Dataset rows describing interfaces

>>>

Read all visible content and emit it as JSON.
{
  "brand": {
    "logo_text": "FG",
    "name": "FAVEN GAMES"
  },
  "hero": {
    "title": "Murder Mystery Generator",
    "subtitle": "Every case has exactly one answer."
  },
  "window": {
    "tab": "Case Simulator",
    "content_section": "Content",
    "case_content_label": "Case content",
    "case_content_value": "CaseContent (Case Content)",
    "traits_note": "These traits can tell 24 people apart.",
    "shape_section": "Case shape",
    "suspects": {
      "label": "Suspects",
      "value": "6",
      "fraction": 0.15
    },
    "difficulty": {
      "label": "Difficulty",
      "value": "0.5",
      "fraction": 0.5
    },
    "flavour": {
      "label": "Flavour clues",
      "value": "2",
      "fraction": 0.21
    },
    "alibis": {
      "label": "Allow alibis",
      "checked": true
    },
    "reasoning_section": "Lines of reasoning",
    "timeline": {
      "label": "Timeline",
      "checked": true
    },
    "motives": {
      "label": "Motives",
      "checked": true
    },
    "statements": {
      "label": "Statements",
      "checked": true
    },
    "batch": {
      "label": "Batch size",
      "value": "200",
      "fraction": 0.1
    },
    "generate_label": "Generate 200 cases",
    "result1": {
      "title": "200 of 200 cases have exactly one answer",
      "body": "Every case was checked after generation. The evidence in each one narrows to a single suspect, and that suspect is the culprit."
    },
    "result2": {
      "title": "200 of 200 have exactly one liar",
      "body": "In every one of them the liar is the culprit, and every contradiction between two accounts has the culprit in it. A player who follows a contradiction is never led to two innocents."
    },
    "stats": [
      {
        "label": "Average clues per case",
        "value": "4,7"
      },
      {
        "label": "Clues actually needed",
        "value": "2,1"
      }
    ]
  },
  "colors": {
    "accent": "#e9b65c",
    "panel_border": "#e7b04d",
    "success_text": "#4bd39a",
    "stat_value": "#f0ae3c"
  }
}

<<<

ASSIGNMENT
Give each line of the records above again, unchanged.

OUTPUT FOR THIS EXERCISE
Read all visible content and emit it as JSON.
{
  "brand": {
    "logo_text": "FG",
    "name": "FAVEN GAMES"
  },
  "hero": {
    "title": "Murder Mystery Generator",
    "subtitle": "Every case has exactly one answer."
  },
  "window": {
    "tab": "Case Simulator",
    "content_section": "Content",
    "case_content_label": "Case content",
    "case_content_value": "CaseContent (Case Content)",
    "traits_note": "These traits can tell 24 people apart.",
    "shape_section": "Case shape",
    "suspects": {
      "label": "Suspects",
      "value": "6",
      "fraction": 0.15
    },
    "difficulty": {
      "label": "Difficulty",
      "value": "0.5",
      "fraction": 0.5
    },
    "flavour": {
      "label": "Flavour clues",
      "value": "2",
      "fraction": 0.21
    },
    "alibis": {
      "label": "Allow alibis",
      "checked": true
    },
    "reasoning_section": "Lines of reasoning",
    "timeline": {
      "label": "Timeline",
      "checked": true
    },
    "motives": {
      "label": "Motives",
      "checked": true
    },
    "statements": {
      "label": "Statements",
      "checked": true
    },
    "batch": {
      "label": "Batch size",
      "value": "200",
      "fraction": 0.1
    },
    "generate_label": "Generate 200 cases",
    "result1": {
      "title": "200 of 200 cases have exactly one answer",
      "body": "Every case was checked after generation. The evidence in each one narrows to a single suspect, and that suspect is the culprit."
    },
    "result2": {
      "title": "200 of 200 have exactly one liar",
      "body": "In every one of them the liar is the culprit, and every contradiction between two accounts has the culprit in it. A player who follows a contradiction is never led to two innocents."
    },
    "stats": [
      {
        "label": "Average clues per case",
        "value": "4,7"
      },
      {
        "label": "Clues actually needed",
        "value": "2,1"
      }
    ]
  },
  "colors": {
    "accent": "#e9b65c",
    "panel_border": "#e7b04d",
    "success_text": "#4bd39a",
    "stat_value": "#f0ae3c"
  }
}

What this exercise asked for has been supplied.